◆ **Requirement**: Write out every entry exactly as given, but omit the pictures.

◆ **Data to process**:
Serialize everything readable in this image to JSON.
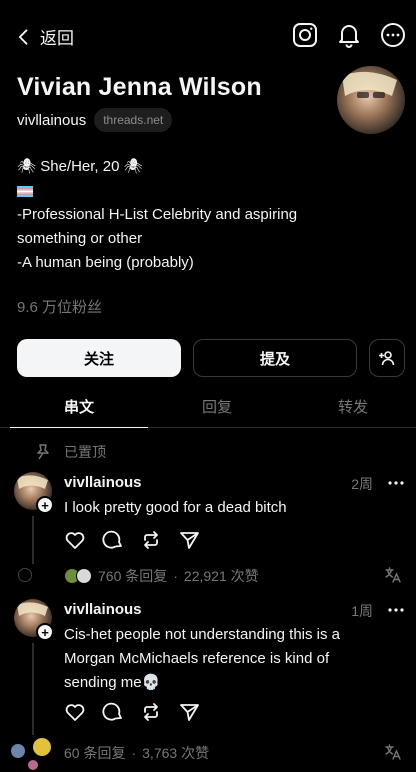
{
  "topbar": {
    "back_label": "返回"
  },
  "profile": {
    "name": "Vivian Jenna Wilson",
    "handle": "vivllainous",
    "domain": "threads.net",
    "bio": {
      "line1_emoji": "🕷",
      "line1_text": "She/Her, 20",
      "line3": "-Professional H-List Celebrity and aspiring",
      "line4": "something or other",
      "line5": "-A human being (probably)"
    },
    "followers": "9.6 万位粉丝"
  },
  "buttons": {
    "follow": "关注",
    "mention": "提及"
  },
  "tabs": [
    {
      "label": "串文"
    },
    {
      "label": "回复"
    },
    {
      "label": "转发"
    }
  ],
  "pinned_label": "已置顶",
  "posts": [
    {
      "username": "vivllainous",
      "time": "2周",
      "text_lines": [
        "I look pretty good for a dead bitch"
      ],
      "replies": "760 条回复",
      "separator": "·",
      "likes": "22,921 次赞"
    },
    {
      "username": "vivllainous",
      "time": "1周",
      "text_lines": [
        "Cis-het people not understanding this is a",
        "Morgan McMichaels reference is kind of",
        "sending me💀"
      ],
      "replies": "60 条回复",
      "separator": "·",
      "likes": "3,763 次赞"
    }
  ],
  "colors": {
    "background": "#000000",
    "text": "#f3f5f7",
    "muted": "#777777",
    "border": "#3a3a3a"
  }
}
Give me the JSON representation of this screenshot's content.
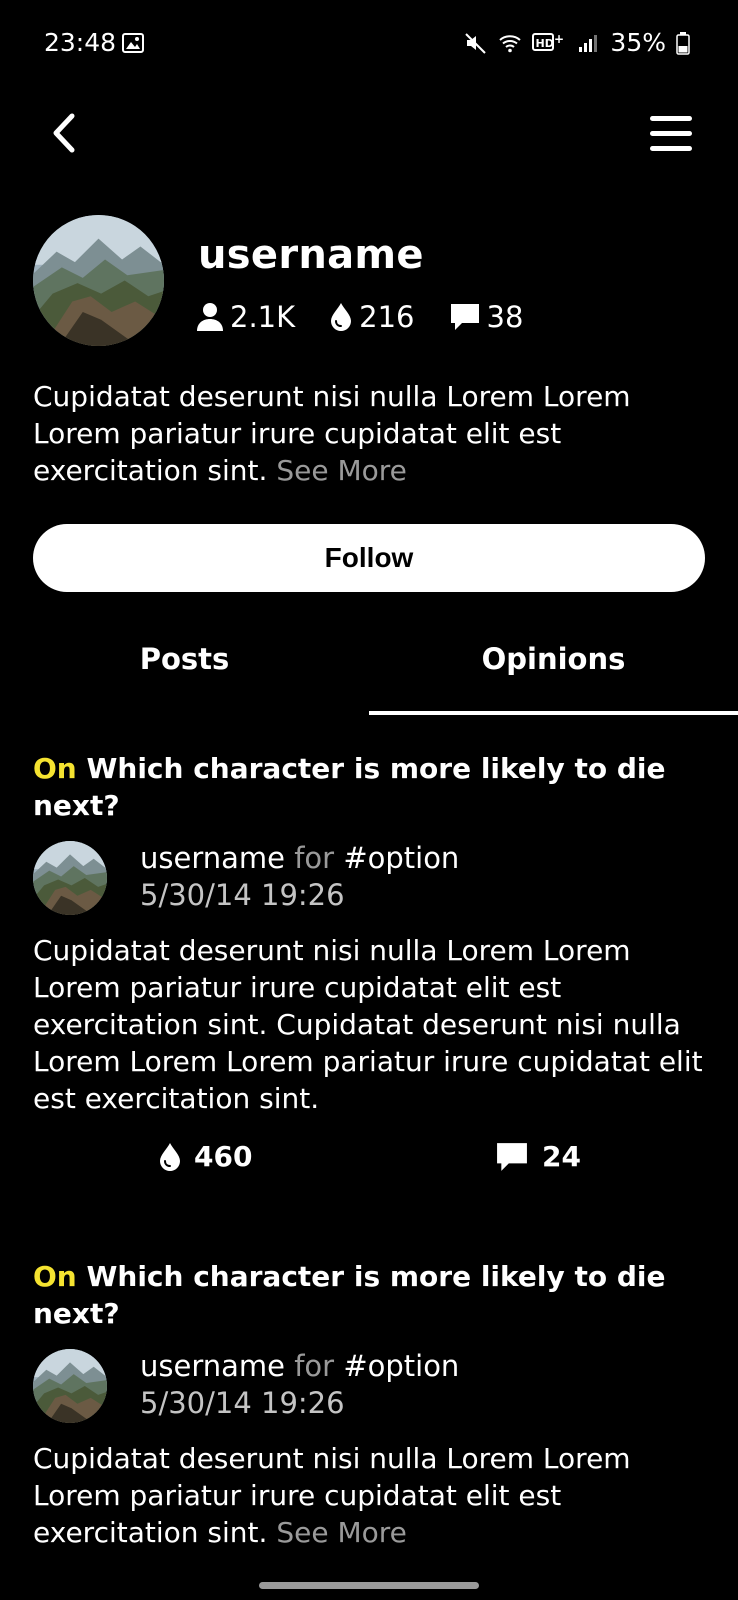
{
  "status_bar": {
    "time": "23:48",
    "battery": "35%",
    "icons": [
      "gallery-icon",
      "mute-icon",
      "wifi-icon",
      "hd-plus-icon",
      "signal-icon",
      "battery-icon"
    ]
  },
  "header": {
    "back_icon": "chevron-left-icon",
    "menu_icon": "hamburger-menu-icon"
  },
  "profile": {
    "username": "username",
    "followers": "2.1K",
    "drops": "216",
    "comments": "38",
    "bio": "Cupidatat deserunt nisi nulla Lorem Lorem Lorem pariatur irure cupidatat elit est exercitation sint.",
    "see_more": "See More",
    "follow_label": "Follow"
  },
  "tabs": [
    {
      "label": "Posts",
      "active": false
    },
    {
      "label": "Opinions",
      "active": true
    }
  ],
  "opinions": [
    {
      "on_label": "On",
      "question": "Which character is more likely to die next?",
      "username": "username",
      "for_label": "for",
      "option": "#option",
      "date": "5/30/14 19:26",
      "body": "Cupidatat deserunt nisi nulla Lorem Lorem Lorem pariatur irure cupidatat elit est exercitation sint. Cupidatat deserunt nisi nulla Lorem Lorem Lorem pariatur irure cupidatat elit est exercitation sint.",
      "drops": "460",
      "comments": "24"
    },
    {
      "on_label": "On",
      "question": "Which character is more likely to die next?",
      "username": "username",
      "for_label": "for",
      "option": "#option",
      "date": "5/30/14 19:26",
      "body": "Cupidatat deserunt nisi nulla Lorem Lorem Lorem pariatur irure cupidatat elit est exercitation sint.",
      "see_more": "See More"
    }
  ],
  "colors": {
    "background": "#000000",
    "accent_on": "#f5e330",
    "muted_text": "#9a9a9a"
  }
}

◆ **Output of the exercise**:
Serialize everything readable in this image to JSON.
{
  "topbar": {
    "back_label": "返回"
  },
  "profile": {
    "name": "Vivian Jenna Wilson",
    "handle": "vivllainous",
    "domain": "threads.net",
    "bio": {
      "line1_emoji": "🕷",
      "line1_text": "She/Her, 20",
      "line3": "-Professional H-List Celebrity and aspiring",
      "line4": "something or other",
      "line5": "-A human being (probably)"
    },
    "followers": "9.6 万位粉丝"
  },
  "buttons": {
    "follow": "关注",
    "mention": "提及"
  },
  "tabs": [
    {
      "label": "串文"
    },
    {
      "label": "回复"
    },
    {
      "label": "转发"
    }
  ],
  "pinned_label": "已置顶",
  "posts": [
    {
      "username": "vivllainous",
      "time": "2周",
      "text_lines": [
        "I look pretty good for a dead bitch"
      ],
      "replies": "760 条回复",
      "separator": "·",
      "likes": "22,921 次赞"
    },
    {
      "username": "vivllainous",
      "time": "1周",
      "text_lines": [
        "Cis-het people not understanding this is a",
        "Morgan McMichaels reference is kind of",
        "sending me💀"
      ],
      "replies": "60 条回复",
      "separator": "·",
      "likes": "3,763 次赞"
    }
  ],
  "colors": {
    "background": "#000000",
    "text": "#f3f5f7",
    "muted": "#777777",
    "border": "#3a3a3a"
  }
}
Give me the JSON representation of this screenshot's content.
{
  "status_bar": {
    "time": "23:48",
    "battery": "35%",
    "icons": [
      "gallery-icon",
      "mute-icon",
      "wifi-icon",
      "hd-plus-icon",
      "signal-icon",
      "battery-icon"
    ]
  },
  "header": {
    "back_icon": "chevron-left-icon",
    "menu_icon": "hamburger-menu-icon"
  },
  "profile": {
    "username": "username",
    "followers": "2.1K",
    "drops": "216",
    "comments": "38",
    "bio": "Cupidatat deserunt nisi nulla Lorem Lorem Lorem pariatur irure cupidatat elit est exercitation sint.",
    "see_more": "See More",
    "follow_label": "Follow"
  },
  "tabs": [
    {
      "label": "Posts",
      "active": false
    },
    {
      "label": "Opinions",
      "active": true
    }
  ],
  "opinions": [
    {
      "on_label": "On",
      "question": "Which character is more likely to die next?",
      "username": "username",
      "for_label": "for",
      "option": "#option",
      "date": "5/30/14 19:26",
      "body": "Cupidatat deserunt nisi nulla Lorem Lorem Lorem pariatur irure cupidatat elit est exercitation sint. Cupidatat deserunt nisi nulla Lorem Lorem Lorem pariatur irure cupidatat elit est exercitation sint.",
      "drops": "460",
      "comments": "24"
    },
    {
      "on_label": "On",
      "question": "Which character is more likely to die next?",
      "username": "username",
      "for_label": "for",
      "option": "#option",
      "date": "5/30/14 19:26",
      "body": "Cupidatat deserunt nisi nulla Lorem Lorem Lorem pariatur irure cupidatat elit est exercitation sint.",
      "see_more": "See More"
    }
  ],
  "colors": {
    "background": "#000000",
    "accent_on": "#f5e330",
    "muted_text": "#9a9a9a"
  }
}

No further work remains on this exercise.